GAD

Lehite GN 1. City, burned with fire ca. 34 AD, along with LAMAN, JOSH, and KISHKUMEN (3 Nephi 9:10)

It is most likely that this NEPHITE GN comes from the PN of the first person who settled the city. The root gād in Hebrew means “fortune, luck, riches, etc.,” and is quite common in Hebrew, including GAD, one of the twelve sons of JACOB (ISRAEL). Footnote 1. The name appears in texts near the time of LEHI (JAT). Footnote 2.

Less likely, though not impossible is gd, “coriander.” For an example of a Near Eastern GN coming from a plant, see the Arabic GN Ras Shamra, “cape fennel” (JH).
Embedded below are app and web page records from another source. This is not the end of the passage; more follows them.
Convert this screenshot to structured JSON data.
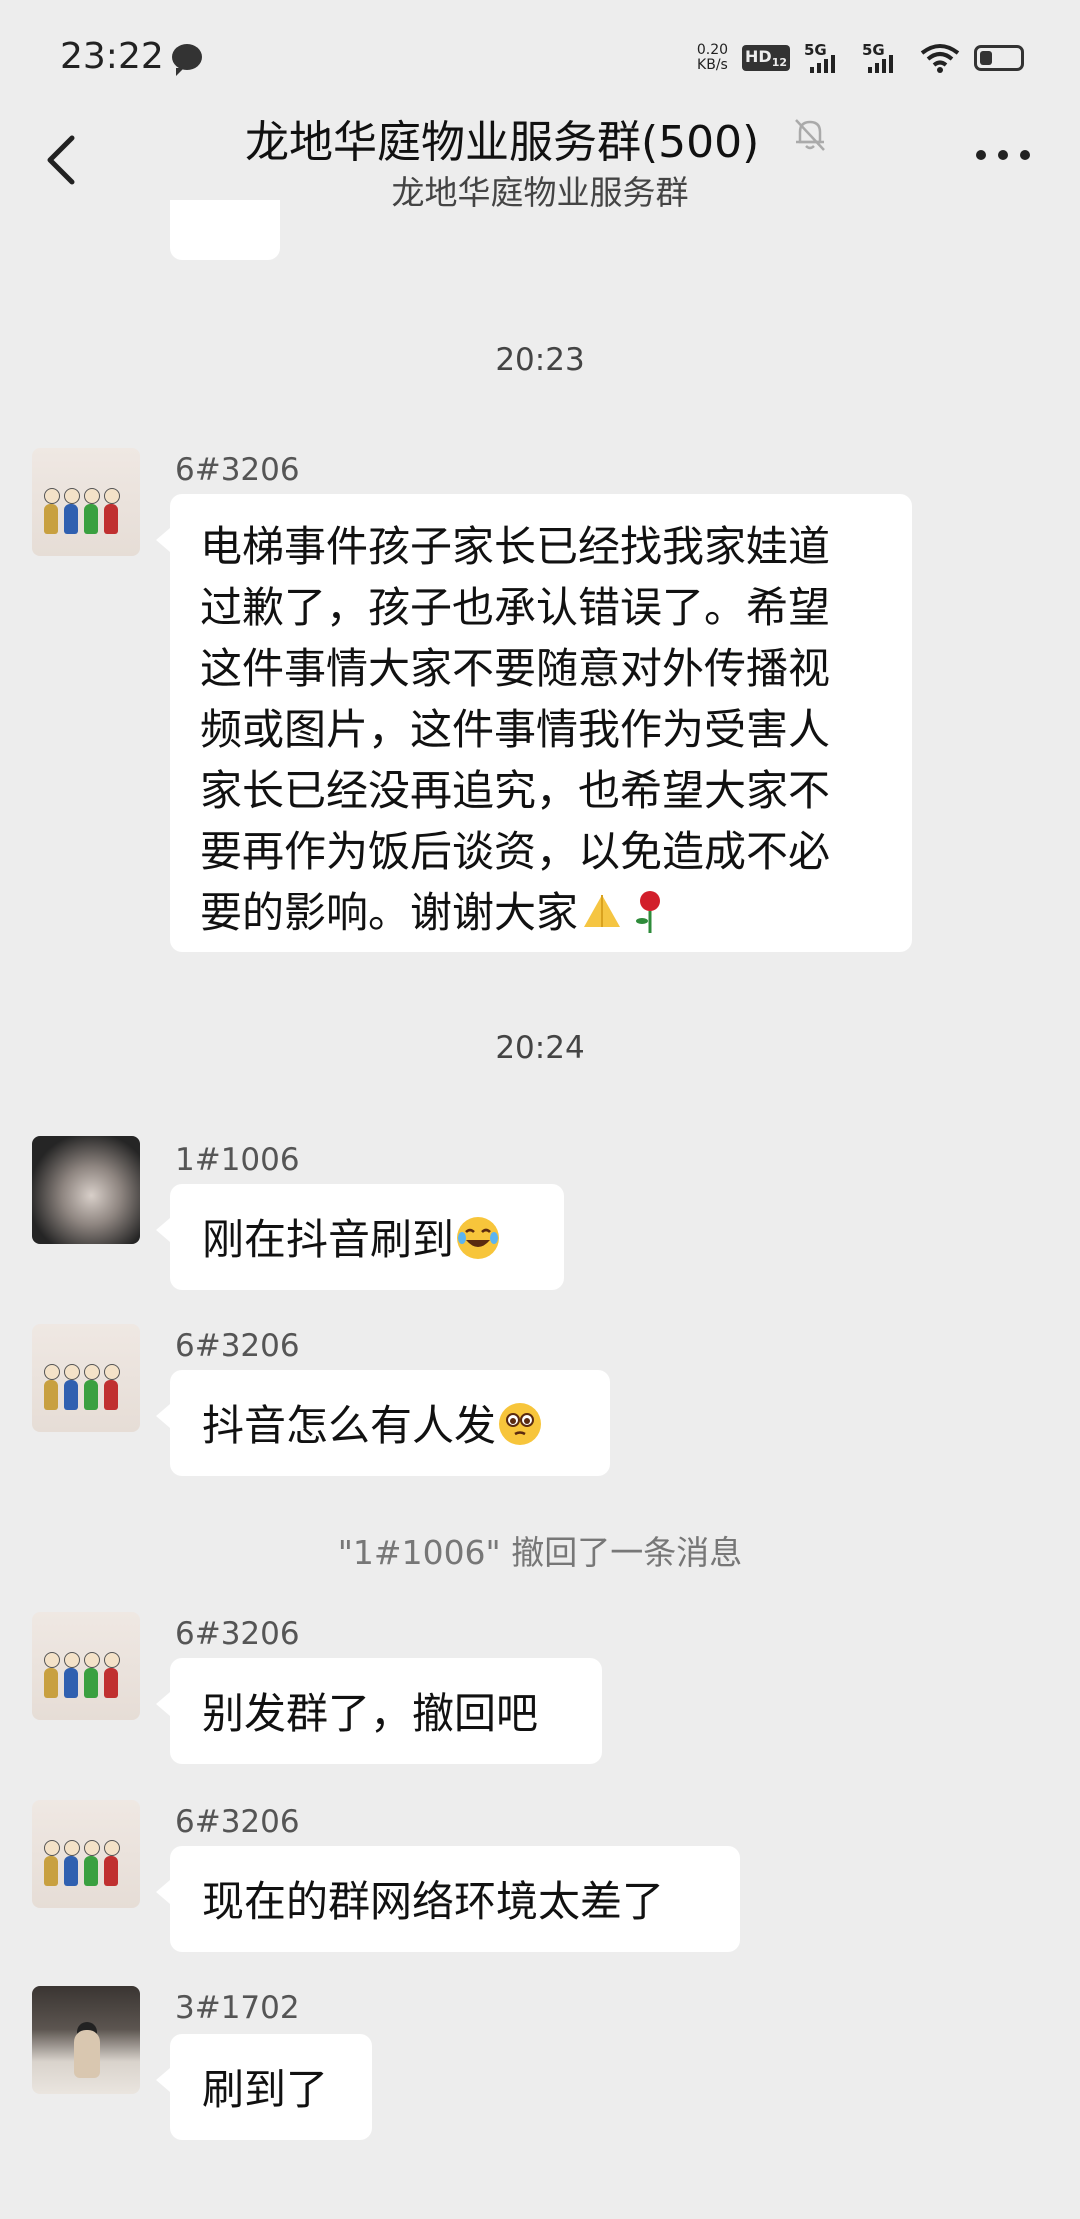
{
  "status_bar": {
    "time": "23:22",
    "net_speed_value": "0.20",
    "net_speed_unit": "KB/s",
    "hd": "HD",
    "hd_sub": "12",
    "signal1": "5G",
    "signal2": "5G"
  },
  "header": {
    "title": "龙地华庭物业服务群(500)",
    "subtitle": "龙地华庭物业服务群"
  },
  "messages": {
    "time1": "20:23",
    "m1": {
      "sender": "6#3206",
      "lines": [
        "电梯事件孩子家长已经找我家娃道",
        "过歉了，孩子也承认错误了。希望",
        "这件事情大家不要随意对外传播视",
        "频或图片，这件事情我作为受害人",
        "家长已经没再追究，也希望大家不",
        "要再作为饭后谈资，以免造成不必",
        "要的影响。谢谢大家"
      ],
      "emojis": [
        "pray-emoji",
        "rose-emoji"
      ]
    },
    "time2": "20:24",
    "m2": {
      "sender": "1#1006",
      "text": "刚在抖音刷到",
      "emoji": "laughing-tears-emoji"
    },
    "m3": {
      "sender": "6#3206",
      "text": "抖音怎么有人发",
      "emoji": "pleading-face-emoji"
    },
    "system": "\"1#1006\" 撤回了一条消息",
    "m4": {
      "sender": "6#3206",
      "text": "别发群了，撤回吧"
    },
    "m5": {
      "sender": "6#3206",
      "text": "现在的群网络环境太差了"
    },
    "m6": {
      "sender": "3#1702",
      "text": "刷到了"
    }
  },
  "colors": {
    "background": "#ededed",
    "bubble": "#ffffff",
    "time_text": "#444444",
    "system_text": "#777777"
  }
}
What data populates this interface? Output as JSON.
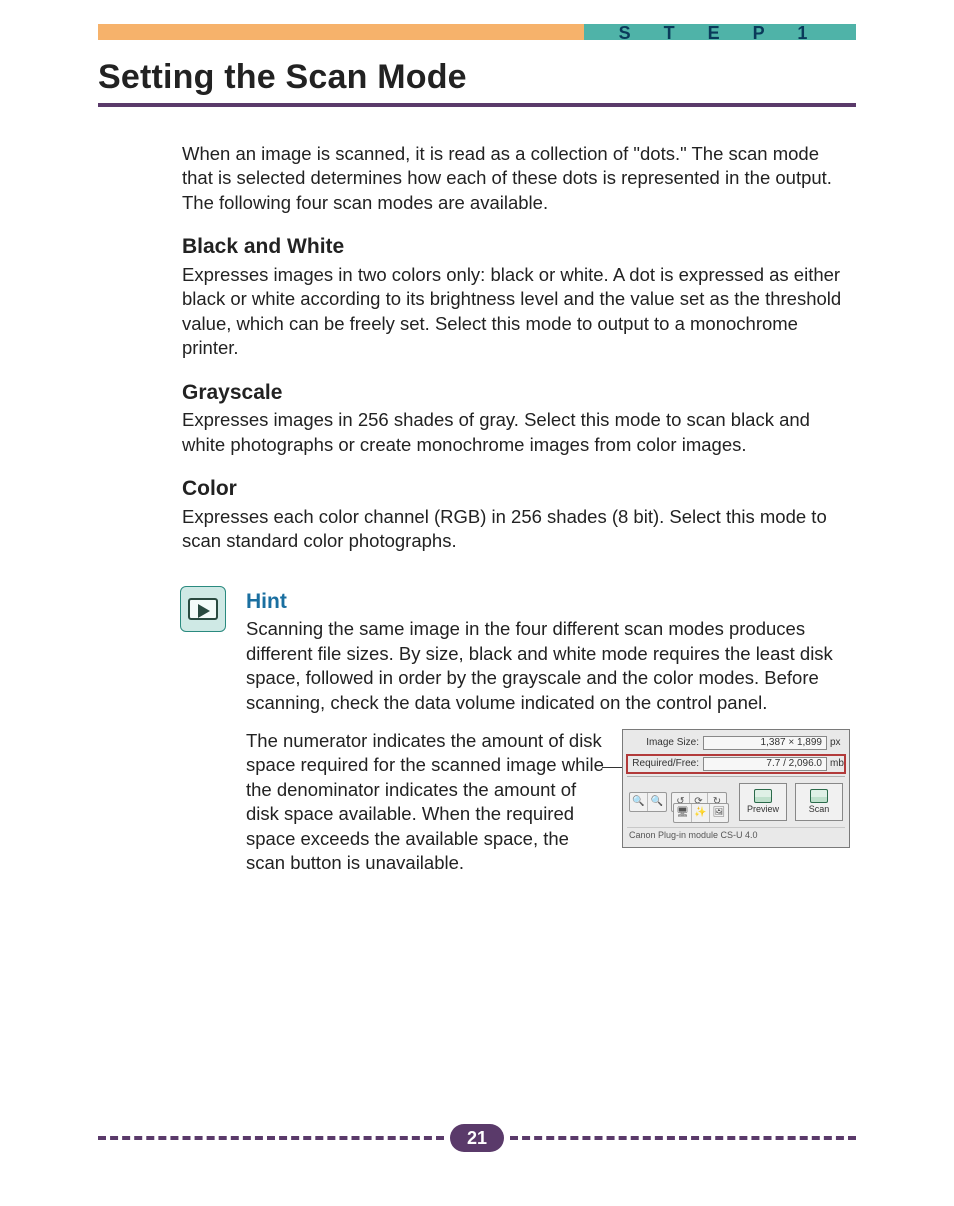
{
  "header": {
    "step_label": "S T E P   1",
    "title": "Setting the Scan Mode"
  },
  "intro": "When an image is scanned, it is read as a collection of \"dots.\" The scan mode that is selected determines how each of these dots is represented in the output. The following four scan modes are available.",
  "sections": {
    "bw": {
      "heading": "Black and White",
      "text": "Expresses images in two colors only: black or white. A dot is expressed as either black or white according to its brightness level and the value set as the threshold value, which can be freely set. Select this mode to output to a monochrome printer."
    },
    "gray": {
      "heading": "Grayscale",
      "text": "Expresses images in 256 shades of gray. Select this mode to scan black and white photographs or create monochrome images from color images."
    },
    "color": {
      "heading": "Color",
      "text": "Expresses each color channel (RGB) in 256 shades (8 bit). Select this mode to scan standard color photographs."
    }
  },
  "hint": {
    "title": "Hint",
    "para1": "Scanning the same image in the four different scan modes produces different file sizes. By size, black and white mode requires the least disk space, followed in order by the grayscale and the color modes. Before scanning, check the data volume indicated on the control panel.",
    "para2": "The numerator indicates the amount of disk space required for the scanned image while the denominator indicates the amount of disk space available. When the required space exceeds the available space, the scan button is unavailable."
  },
  "panel": {
    "image_size_label": "Image Size:",
    "image_size_value": "1,387 × 1,899",
    "image_size_unit": "px",
    "required_free_label": "Required/Free:",
    "required_free_value": "7.7 / 2,096.0",
    "required_free_unit": "mb",
    "preview_label": "Preview",
    "scan_label": "Scan",
    "footer": "Canon Plug-in module CS-U 4.0"
  },
  "page_number": "21"
}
Cf. Book of Mormon GID, AMGID, AMNIGADDAH, GADIANDI, GADIANTON/GADDIANTON, GADIOMNAH, et al.

Notes


Bibliography

Albright, William F. Yahweh and the Gods of Canaan: A Historical Analysis of Two Contrasting Faiths. Doubleday, 1968.

Hobbs, T. R. “Gadi,” in D. N. Freedman, ed., Anchor Bible Dictionary, 6 vols., II: 868. NY: Doubleday, 1992.

Maier, Walter, III. “Gad (Deity),” in D. N. Freedman, ed., Anchor Bible Dictionary, 6 vols., II: 863–64. NY: Doubleday, 1992.

Zevot, Ziony. Matres Lectionis in Ancient Hebrew Epigraphs. Cambridge, Mass.: ASOR, 1980.